Tokyo Electric Power Co (TEPCO) said Sunday that it plans to start full-scale operations of its system to decontaminate highly radioactive water at its stricken Fukushima Daiichi nuclear power complex on Monday.
The system has been experiencing a number of glitches since last week. TEPCO said it had replaced the chemicals in the absorption equipment and made the necessary repairs.
Goshi Hosono, director of the government’s nuclear crisis task force, said the system has met operational requirements and had decontaminated nearly 5,000 tons of tainted water in test runs on Saturday.
Workers have cooled the reactors and spent fuel by pumping in fresh water, which becomes contaminated with radiation. About 110,000 tons of tainted water have accumulated, and it could start overflowing in early July unless workers get a trouble-plagued water treatment system working properly.
The system became fully operational a week ago but shut down after a few hours when one of the radiation absorbing cartridges reached its limit much more quickly than expected.

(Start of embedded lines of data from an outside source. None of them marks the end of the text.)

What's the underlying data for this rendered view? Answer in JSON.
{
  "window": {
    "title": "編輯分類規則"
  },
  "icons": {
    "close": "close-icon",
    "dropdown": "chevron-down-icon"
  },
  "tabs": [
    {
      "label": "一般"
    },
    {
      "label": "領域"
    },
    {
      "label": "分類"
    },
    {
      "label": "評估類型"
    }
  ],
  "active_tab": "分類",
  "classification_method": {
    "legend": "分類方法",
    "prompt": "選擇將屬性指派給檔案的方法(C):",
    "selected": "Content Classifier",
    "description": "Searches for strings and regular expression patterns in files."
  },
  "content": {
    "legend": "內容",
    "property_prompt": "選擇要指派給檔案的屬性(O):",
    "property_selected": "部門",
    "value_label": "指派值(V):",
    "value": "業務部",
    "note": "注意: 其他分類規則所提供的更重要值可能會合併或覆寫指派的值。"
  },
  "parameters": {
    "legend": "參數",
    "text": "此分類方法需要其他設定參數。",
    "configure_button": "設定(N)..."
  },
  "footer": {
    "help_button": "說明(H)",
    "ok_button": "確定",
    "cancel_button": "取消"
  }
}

Hosono told NHK that one problem is that heavy rain due to the rainy season might increase the amount of contaminated water.
Compiled from news reports